It is a very affordable plan for long-time Bogleheads who lived below their means
and retire in their 60s. The plan is more expensive for people who want to retire in their early 40s, due in part to the cost of the non-rolling TIPS ladder to cover the gap in Social Security payments for almost 30 years, but mostly
due to the very high cost of the necessary
supplemental inflation-indexed SPIA at retirement, as Social Security payments are lower for people with a shorter work history.
Later I wrote:
longinvest wrote: ↑
Mon Sep 04, 2017 2:59 pm
I could have suggested to use of a CD ladder or an even simpler high-interest savings account, in point 2, as has been suggested in Delay Social Security to age 70 and Spend more money at 62, except that on this particular thread, some members have been discussing retirement in their 30s and 40s, which would expose the gap money to an excessive amount of inflation risk.
Within the same thread, I provided elements
which could help select the balance between stable non-portfolio income and variable portfolio withdrawals, and choose an appropriate asset allocation for the portfolio:

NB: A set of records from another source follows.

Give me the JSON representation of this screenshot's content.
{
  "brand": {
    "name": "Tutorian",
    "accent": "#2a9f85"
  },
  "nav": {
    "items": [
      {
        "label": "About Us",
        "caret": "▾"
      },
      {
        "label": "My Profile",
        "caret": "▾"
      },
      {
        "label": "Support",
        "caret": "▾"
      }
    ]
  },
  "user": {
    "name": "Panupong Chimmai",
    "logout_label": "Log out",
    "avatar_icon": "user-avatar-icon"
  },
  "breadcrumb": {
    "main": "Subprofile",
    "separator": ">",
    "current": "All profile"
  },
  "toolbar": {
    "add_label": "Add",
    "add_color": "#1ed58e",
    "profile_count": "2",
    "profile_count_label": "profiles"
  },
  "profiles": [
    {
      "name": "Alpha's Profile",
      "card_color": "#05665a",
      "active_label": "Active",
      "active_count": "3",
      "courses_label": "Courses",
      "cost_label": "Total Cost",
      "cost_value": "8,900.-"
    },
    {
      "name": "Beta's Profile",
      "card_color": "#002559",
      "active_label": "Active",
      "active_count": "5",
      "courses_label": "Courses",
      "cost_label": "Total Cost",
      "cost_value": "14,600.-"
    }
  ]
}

longinvest wrote: ↑
Sun Sep 03, 2017 1:15 pm
VictoriaF wrote: ↑
Sun Sep 03, 2017 11:31 am
Closer to the end you state "It is important to apply VPW on a balanced
portfolio, one with a sufficient ratio of bonds (nominal and inflation-indexed) to reduce the volatility of both the portfolio and withdrawals." Do you assume or recommend any particular asset allocation for this portfolio?

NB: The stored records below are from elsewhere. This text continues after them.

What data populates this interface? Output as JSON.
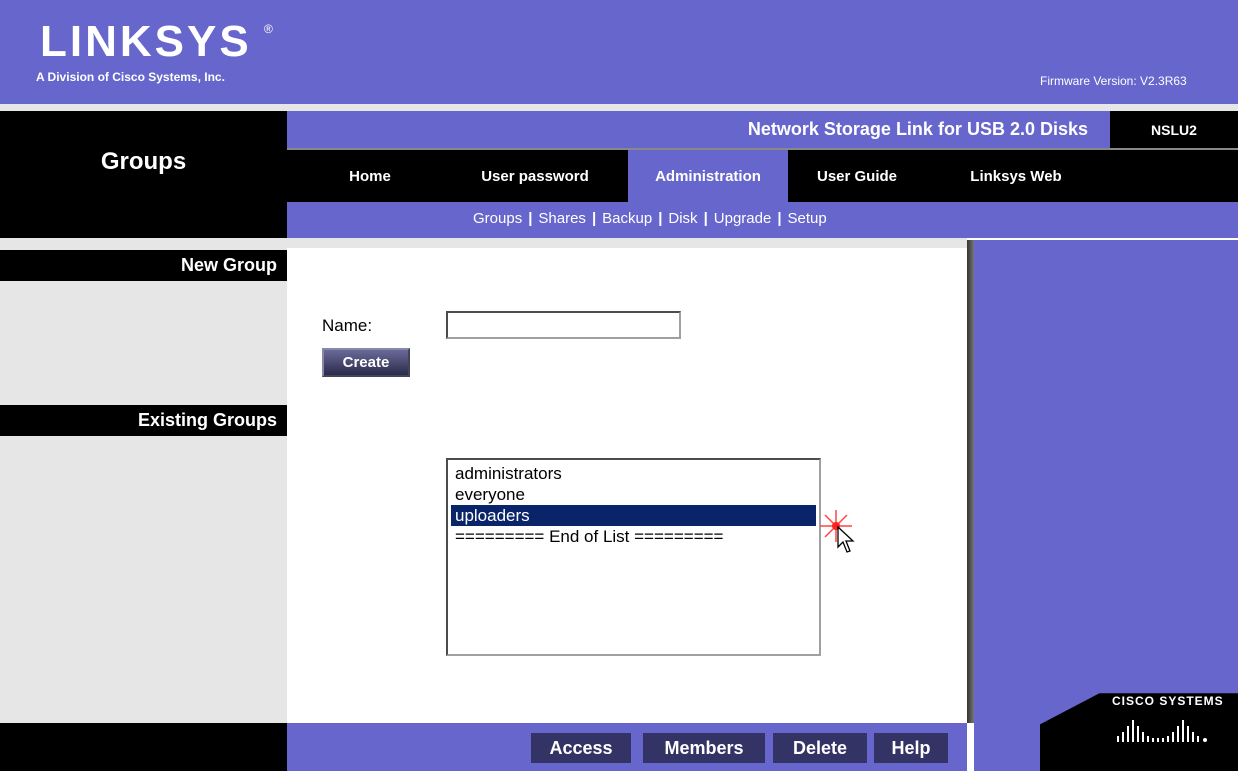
{
  "brand": {
    "logo_text": "LINKSYS",
    "logo_mark": "®",
    "subtitle": "A Division of Cisco Systems, Inc.",
    "firmware": "Firmware Version:  V2.3R63"
  },
  "page": {
    "title": "Groups"
  },
  "product": {
    "title": "Network Storage Link for USB 2.0 Disks",
    "model": "NSLU2"
  },
  "tabs": [
    {
      "label": "Home",
      "active": false
    },
    {
      "label": "User password",
      "active": false
    },
    {
      "label": "Administration",
      "active": true
    },
    {
      "label": "User Guide",
      "active": false
    },
    {
      "label": "Linksys Web",
      "active": false
    }
  ],
  "subnav": [
    "Groups",
    "Shares",
    "Backup",
    "Disk",
    "Upgrade",
    "Setup"
  ],
  "subnav_sep": "|",
  "sections": {
    "new_group": "New Group",
    "existing_groups": "Existing Groups"
  },
  "form": {
    "name_label": "Name:",
    "name_value": "",
    "create_label": "Create"
  },
  "groups_list": {
    "items": [
      "administrators",
      "everyone",
      "uploaders",
      "========= End of List ========="
    ],
    "selected_index": 2
  },
  "actions": {
    "access": "Access",
    "members": "Members",
    "delete": "Delete",
    "help": "Help"
  },
  "footer_brand": "CISCO SYSTEMS",
  "colors": {
    "brand_purple": "#6666cc",
    "black": "#000000",
    "selection": "#0a246a",
    "panel_grey": "#e6e6e6"
  }
}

Asset allocation is a hot subject which could spawn an anxious discussion. So, I'll try to remain as factual as possible.
The plan I presented combines stable inflation-indexed income with portfolio withdrawals; as a result, the volatility of total income is reduced proportionally to the ratio of non-portfolio income. So, a retiree with more non-portfolio income could use a more volatile portfolio than another retiree with less non-portfolio income, yet both retirees could experience similar total income volatility.
matter more, to a retiree, is the volatility of his total after-tax
income. As the marginal tax on the last dollars of income is higher than the average tax rate of the retiree, total pre-tax income fluctuations usually* translate into somewhat milder
* This obviously doesn't apply to Roth IRA withdrawals, which aren't taxed.
Finally, VPW withdrawals will be as smooth or volatile as the portfolio they are taken from. I'm confident most readers are aware that stocks volatility can be dampened with bonds; nominal volatility will be dampened by nominal bonds, and inflation-adjusted volatility will be dampened by inflation-indexed bonds.
Putting all this together allows for trying to select an appropriate asset allocation depending on one's particular circumstances.
In our wiki, the VPW table
presents withdrawal percentages for allocations ranging from 20/80 to 80/20 stocks/bonds. These are extremes. A 80/20 portfolio will be quite volatile, and VPW withdrawals will be similar. A 20/80 stocks/bonds portfolio will be smooth but will struggle to grow sufficiently. Let's say that I wouldn't recommend to go beyond the ranges of 30/70 to 70/30 stocks/bonds. But, as I said, it all depends on one's particular circumstances. Someone with sufficient non-portfolio income to cover all of her needs
and part of her wants
might be more tolerant of volatility on excess income than someone who's non-portfolio income only covers part of her needs
One last thing, though. One's retirement can span over decades. I think that it is important to include inflation-indexed bonds (TIPS) within one's bond allocation, especially when the bond allocation represents 50% or more of the portfolio, to dampen the potential ravages of inflation.
As shown in my signature, my very personal preference is for an equal split between stocks and bonds, where stocks are evenly split between domestic and international, and bonds are all domestic but evenly split between nominal and inflation indexed. It's a boring portfolio built using four cap-weighted total-market index ETFs. It was heavily inspired by Talyor Larimore's Three-Fund Portfolio to which I added inflation-indexed bonds.
Bogleheads investment philosophy |
Lifelong Portfolio: 25% each of (domestic/international)stocks/(nominal/inflation-indexed)bonds